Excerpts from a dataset
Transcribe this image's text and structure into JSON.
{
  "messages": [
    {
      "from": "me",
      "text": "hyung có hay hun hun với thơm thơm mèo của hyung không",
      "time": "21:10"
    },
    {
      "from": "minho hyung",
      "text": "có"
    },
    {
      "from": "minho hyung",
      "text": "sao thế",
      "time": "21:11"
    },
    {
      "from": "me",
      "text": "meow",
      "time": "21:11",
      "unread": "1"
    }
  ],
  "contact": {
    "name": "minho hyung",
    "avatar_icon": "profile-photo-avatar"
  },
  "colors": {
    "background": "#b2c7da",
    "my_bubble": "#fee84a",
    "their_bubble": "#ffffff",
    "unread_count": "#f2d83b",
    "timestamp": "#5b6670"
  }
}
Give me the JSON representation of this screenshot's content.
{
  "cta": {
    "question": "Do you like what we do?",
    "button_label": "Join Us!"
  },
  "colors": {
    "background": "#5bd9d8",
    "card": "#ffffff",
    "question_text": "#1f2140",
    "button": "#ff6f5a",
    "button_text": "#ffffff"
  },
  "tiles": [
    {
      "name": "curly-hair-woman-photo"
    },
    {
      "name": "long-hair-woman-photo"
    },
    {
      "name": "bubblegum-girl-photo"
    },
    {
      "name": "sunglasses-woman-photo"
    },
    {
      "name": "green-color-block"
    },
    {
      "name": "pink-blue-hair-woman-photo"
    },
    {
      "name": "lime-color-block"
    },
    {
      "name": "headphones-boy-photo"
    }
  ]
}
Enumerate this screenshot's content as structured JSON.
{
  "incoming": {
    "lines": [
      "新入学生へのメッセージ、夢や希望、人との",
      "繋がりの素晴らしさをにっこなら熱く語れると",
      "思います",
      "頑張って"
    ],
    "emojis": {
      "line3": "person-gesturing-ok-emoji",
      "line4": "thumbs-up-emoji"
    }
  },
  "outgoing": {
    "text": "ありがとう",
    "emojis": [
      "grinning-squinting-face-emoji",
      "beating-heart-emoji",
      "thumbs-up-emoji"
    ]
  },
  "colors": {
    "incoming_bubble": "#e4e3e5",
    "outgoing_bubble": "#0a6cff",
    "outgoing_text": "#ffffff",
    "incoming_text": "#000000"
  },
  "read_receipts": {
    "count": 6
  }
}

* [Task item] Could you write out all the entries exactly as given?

* [Written response]
Transcribe this image's text and structure into JSON.
{
  "messages": [
    {
      "from": "me",
      "text": "hyung có hay hun hun với thơm thơm mèo của hyung không",
      "time": "21:10"
    },
    {
      "from": "minho hyung",
      "text": "có"
    },
    {
      "from": "minho hyung",
      "text": "sao thế",
      "time": "21:11"
    },
    {
      "from": "me",
      "text": "meow",
      "time": "21:11",
      "unread": "1"
    }
  ],
  "contact": {
    "name": "minho hyung",
    "avatar_icon": "profile-photo-avatar"
  },
  "colors": {
    "background": "#b2c7da",
    "my_bubble": "#fee84a",
    "their_bubble": "#ffffff",
    "unread_count": "#f2d83b",
    "timestamp": "#5b6670"
  }
}
Give me the JSON representation of this screenshot's content.
{
  "cta": {
    "question": "Do you like what we do?",
    "button_label": "Join Us!"
  },
  "colors": {
    "background": "#5bd9d8",
    "card": "#ffffff",
    "question_text": "#1f2140",
    "button": "#ff6f5a",
    "button_text": "#ffffff"
  },
  "tiles": [
    {
      "name": "curly-hair-woman-photo"
    },
    {
      "name": "long-hair-woman-photo"
    },
    {
      "name": "bubblegum-girl-photo"
    },
    {
      "name": "sunglasses-woman-photo"
    },
    {
      "name": "green-color-block"
    },
    {
      "name": "pink-blue-hair-woman-photo"
    },
    {
      "name": "lime-color-block"
    },
    {
      "name": "headphones-boy-photo"
    }
  ]
}
Enumerate this screenshot's content as structured JSON.
{
  "incoming": {
    "lines": [
      "新入学生へのメッセージ、夢や希望、人との",
      "繋がりの素晴らしさをにっこなら熱く語れると",
      "思います",
      "頑張って"
    ],
    "emojis": {
      "line3": "person-gesturing-ok-emoji",
      "line4": "thumbs-up-emoji"
    }
  },
  "outgoing": {
    "text": "ありがとう",
    "emojis": [
      "grinning-squinting-face-emoji",
      "beating-heart-emoji",
      "thumbs-up-emoji"
    ]
  },
  "colors": {
    "incoming_bubble": "#e4e3e5",
    "outgoing_bubble": "#0a6cff",
    "outgoing_text": "#ffffff",
    "incoming_text": "#000000"
  },
  "read_receipts": {
    "count": 6
  }
}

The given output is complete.